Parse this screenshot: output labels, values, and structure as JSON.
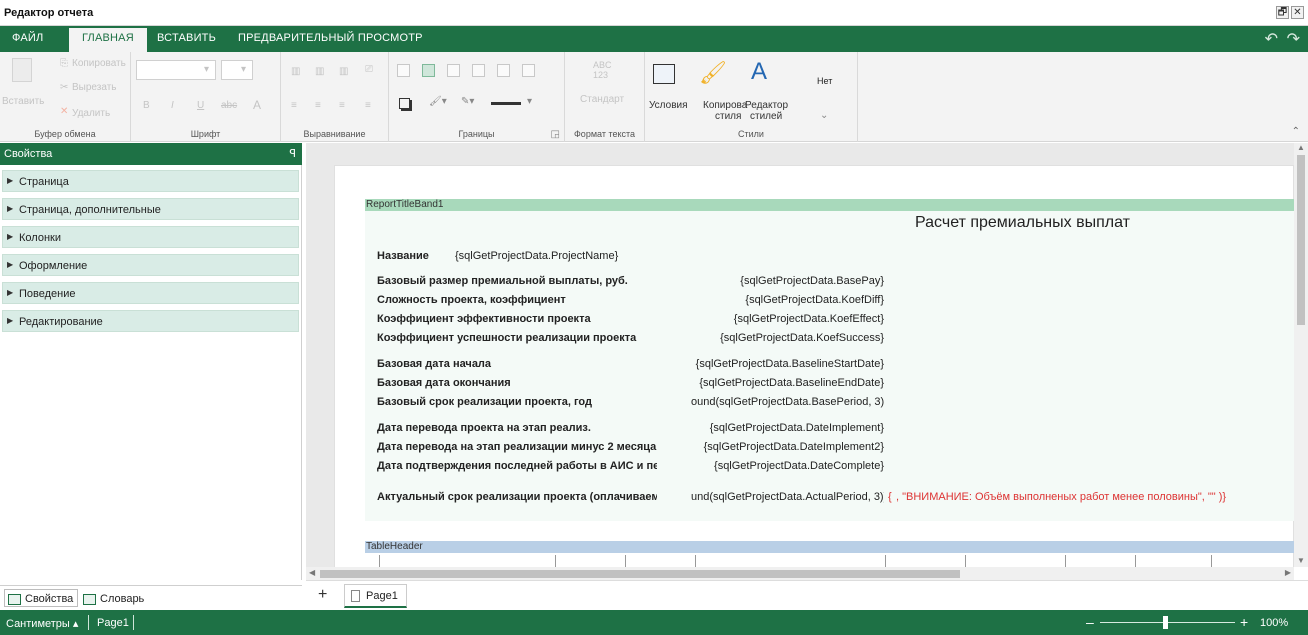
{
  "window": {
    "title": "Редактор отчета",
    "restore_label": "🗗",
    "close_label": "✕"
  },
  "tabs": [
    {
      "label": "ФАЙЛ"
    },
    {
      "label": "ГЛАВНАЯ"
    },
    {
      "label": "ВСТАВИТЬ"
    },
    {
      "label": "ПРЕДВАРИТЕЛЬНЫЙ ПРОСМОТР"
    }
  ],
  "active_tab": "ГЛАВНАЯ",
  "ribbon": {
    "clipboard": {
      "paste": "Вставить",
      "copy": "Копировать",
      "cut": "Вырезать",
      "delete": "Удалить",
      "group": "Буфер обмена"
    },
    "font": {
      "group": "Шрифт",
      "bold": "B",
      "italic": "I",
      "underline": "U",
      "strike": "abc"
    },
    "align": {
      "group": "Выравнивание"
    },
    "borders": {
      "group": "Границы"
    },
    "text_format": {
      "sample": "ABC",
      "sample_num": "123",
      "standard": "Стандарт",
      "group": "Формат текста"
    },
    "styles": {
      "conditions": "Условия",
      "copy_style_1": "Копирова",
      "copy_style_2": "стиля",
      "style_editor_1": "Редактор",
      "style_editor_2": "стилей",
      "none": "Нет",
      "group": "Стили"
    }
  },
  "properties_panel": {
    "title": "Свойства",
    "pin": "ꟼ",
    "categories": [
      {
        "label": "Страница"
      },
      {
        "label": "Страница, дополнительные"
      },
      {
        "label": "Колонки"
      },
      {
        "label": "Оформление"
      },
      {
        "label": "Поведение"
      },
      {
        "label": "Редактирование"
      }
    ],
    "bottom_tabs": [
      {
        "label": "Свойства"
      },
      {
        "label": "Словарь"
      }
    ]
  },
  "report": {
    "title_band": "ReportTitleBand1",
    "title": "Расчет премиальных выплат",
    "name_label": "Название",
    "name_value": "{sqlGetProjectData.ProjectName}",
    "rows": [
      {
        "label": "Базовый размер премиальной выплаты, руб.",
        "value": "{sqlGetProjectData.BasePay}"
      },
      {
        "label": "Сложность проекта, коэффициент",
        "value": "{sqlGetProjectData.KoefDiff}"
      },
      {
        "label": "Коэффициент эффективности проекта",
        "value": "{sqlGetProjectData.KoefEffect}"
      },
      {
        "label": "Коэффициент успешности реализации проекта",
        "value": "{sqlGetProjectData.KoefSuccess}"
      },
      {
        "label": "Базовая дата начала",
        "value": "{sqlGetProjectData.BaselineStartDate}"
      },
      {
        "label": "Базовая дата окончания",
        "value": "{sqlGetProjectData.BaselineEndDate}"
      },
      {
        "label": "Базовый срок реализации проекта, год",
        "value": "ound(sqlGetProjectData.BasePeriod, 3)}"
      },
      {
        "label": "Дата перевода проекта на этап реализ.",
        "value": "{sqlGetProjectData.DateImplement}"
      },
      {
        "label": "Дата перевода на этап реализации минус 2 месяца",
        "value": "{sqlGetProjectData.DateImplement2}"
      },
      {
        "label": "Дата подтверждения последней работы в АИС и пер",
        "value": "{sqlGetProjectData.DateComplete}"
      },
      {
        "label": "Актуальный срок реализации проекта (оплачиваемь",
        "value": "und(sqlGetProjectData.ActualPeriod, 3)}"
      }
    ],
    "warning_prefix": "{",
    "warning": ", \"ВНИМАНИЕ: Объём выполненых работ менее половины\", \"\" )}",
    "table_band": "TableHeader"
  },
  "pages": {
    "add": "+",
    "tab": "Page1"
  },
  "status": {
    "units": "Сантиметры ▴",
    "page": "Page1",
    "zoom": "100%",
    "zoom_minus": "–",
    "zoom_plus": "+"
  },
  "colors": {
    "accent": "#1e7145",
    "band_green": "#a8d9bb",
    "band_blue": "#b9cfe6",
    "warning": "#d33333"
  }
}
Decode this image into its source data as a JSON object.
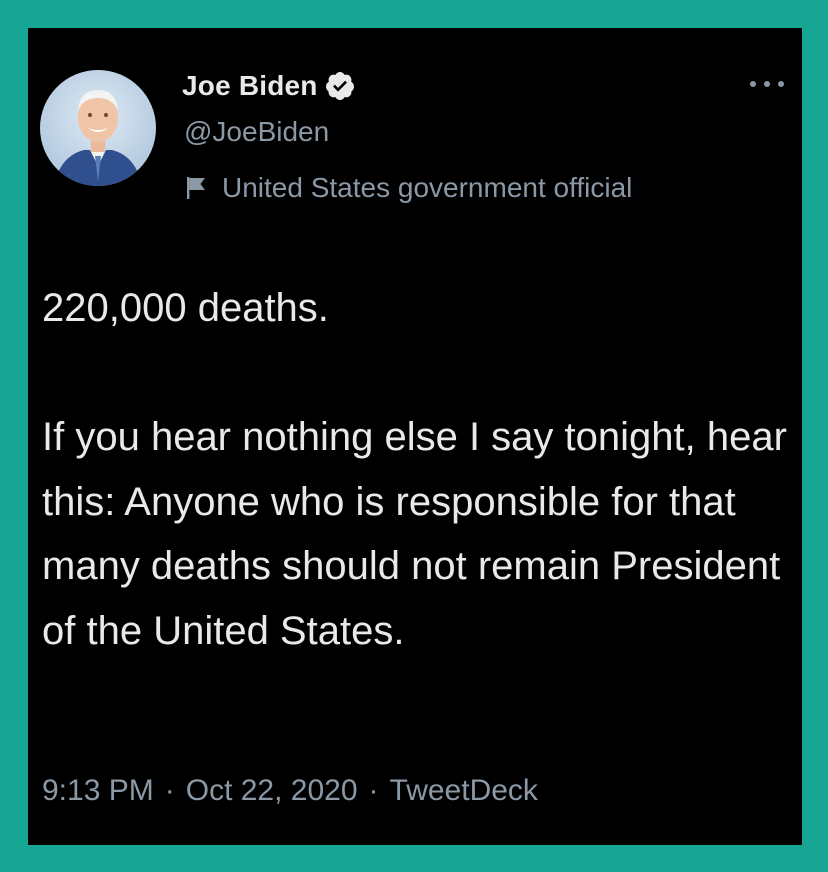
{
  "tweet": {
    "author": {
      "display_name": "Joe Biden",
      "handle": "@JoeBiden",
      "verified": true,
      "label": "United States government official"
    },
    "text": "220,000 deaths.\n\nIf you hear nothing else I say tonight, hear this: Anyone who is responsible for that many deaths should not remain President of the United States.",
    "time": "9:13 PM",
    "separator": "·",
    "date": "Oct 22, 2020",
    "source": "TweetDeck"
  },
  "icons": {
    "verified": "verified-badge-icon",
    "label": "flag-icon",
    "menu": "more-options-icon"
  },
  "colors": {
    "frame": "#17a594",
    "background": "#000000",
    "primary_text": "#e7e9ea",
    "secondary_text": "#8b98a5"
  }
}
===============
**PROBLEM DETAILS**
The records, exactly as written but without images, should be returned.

**WRITTEN RESPONSE**
Parse this screenshot: output labels, values, and structure as JSON.
{
  "window": {
    "title": "Редактор отчета",
    "restore_label": "🗗",
    "close_label": "✕"
  },
  "tabs": [
    {
      "label": "ФАЙЛ"
    },
    {
      "label": "ГЛАВНАЯ"
    },
    {
      "label": "ВСТАВИТЬ"
    },
    {
      "label": "ПРЕДВАРИТЕЛЬНЫЙ ПРОСМОТР"
    }
  ],
  "active_tab": "ГЛАВНАЯ",
  "ribbon": {
    "clipboard": {
      "paste": "Вставить",
      "copy": "Копировать",
      "cut": "Вырезать",
      "delete": "Удалить",
      "group": "Буфер обмена"
    },
    "font": {
      "group": "Шрифт",
      "bold": "B",
      "italic": "I",
      "underline": "U",
      "strike": "abc"
    },
    "align": {
      "group": "Выравнивание"
    },
    "borders": {
      "group": "Границы"
    },
    "text_format": {
      "sample": "ABC",
      "sample_num": "123",
      "standard": "Стандарт",
      "group": "Формат текста"
    },
    "styles": {
      "conditions": "Условия",
      "copy_style_1": "Копирова",
      "copy_style_2": "стиля",
      "style_editor_1": "Редактор",
      "style_editor_2": "стилей",
      "none": "Нет",
      "group": "Стили"
    }
  },
  "properties_panel": {
    "title": "Свойства",
    "pin": "ꟼ",
    "categories": [
      {
        "label": "Страница"
      },
      {
        "label": "Страница, дополнительные"
      },
      {
        "label": "Колонки"
      },
      {
        "label": "Оформление"
      },
      {
        "label": "Поведение"
      },
      {
        "label": "Редактирование"
      }
    ],
    "bottom_tabs": [
      {
        "label": "Свойства"
      },
      {
        "label": "Словарь"
      }
    ]
  },
  "report": {
    "title_band": "ReportTitleBand1",
    "title": "Расчет премиальных выплат",
    "name_label": "Название",
    "name_value": "{sqlGetProjectData.ProjectName}",
    "rows": [
      {
        "label": "Базовый размер премиальной выплаты, руб.",
        "value": "{sqlGetProjectData.BasePay}"
      },
      {
        "label": "Сложность проекта, коэффициент",
        "value": "{sqlGetProjectData.KoefDiff}"
      },
      {
        "label": "Коэффициент эффективности проекта",
        "value": "{sqlGetProjectData.KoefEffect}"
      },
      {
        "label": "Коэффициент успешности реализации проекта",
        "value": "{sqlGetProjectData.KoefSuccess}"
      },
      {
        "label": "Базовая дата начала",
        "value": "{sqlGetProjectData.BaselineStartDate}"
      },
      {
        "label": "Базовая дата окончания",
        "value": "{sqlGetProjectData.BaselineEndDate}"
      },
      {
        "label": "Базовый срок реализации проекта, год",
        "value": "ound(sqlGetProjectData.BasePeriod, 3)}"
      },
      {
        "label": "Дата перевода проекта на этап реализ.",
        "value": "{sqlGetProjectData.DateImplement}"
      },
      {
        "label": "Дата перевода на этап реализации минус 2 месяца",
        "value": "{sqlGetProjectData.DateImplement2}"
      },
      {
        "label": "Дата подтверждения последней работы в АИС и пер",
        "value": "{sqlGetProjectData.DateComplete}"
      },
      {
        "label": "Актуальный срок реализации проекта (оплачиваемь",
        "value": "und(sqlGetProjectData.ActualPeriod, 3)}"
      }
    ],
    "warning_prefix": "{",
    "warning": ", \"ВНИМАНИЕ: Объём выполненых работ менее половины\", \"\" )}",
    "table_band": "TableHeader"
  },
  "pages": {
    "add": "+",
    "tab": "Page1"
  },
  "status": {
    "units": "Сантиметры ▴",
    "page": "Page1",
    "zoom": "100%",
    "zoom_minus": "–",
    "zoom_plus": "+"
  },
  "colors": {
    "accent": "#1e7145",
    "band_green": "#a8d9bb",
    "band_blue": "#b9cfe6",
    "warning": "#d33333"
  }
}
Decode this image into its source data as a JSON object.
{
  "tweet": {
    "author": {
      "display_name": "Joe Biden",
      "handle": "@JoeBiden",
      "verified": true,
      "label": "United States government official"
    },
    "text": "220,000 deaths.\n\nIf you hear nothing else I say tonight, hear this: Anyone who is responsible for that many deaths should not remain President of the United States.",
    "time": "9:13 PM",
    "separator": "·",
    "date": "Oct 22, 2020",
    "source": "TweetDeck"
  },
  "icons": {
    "verified": "verified-badge-icon",
    "label": "flag-icon",
    "menu": "more-options-icon"
  },
  "colors": {
    "frame": "#17a594",
    "background": "#000000",
    "primary_text": "#e7e9ea",
    "secondary_text": "#8b98a5"
  }
}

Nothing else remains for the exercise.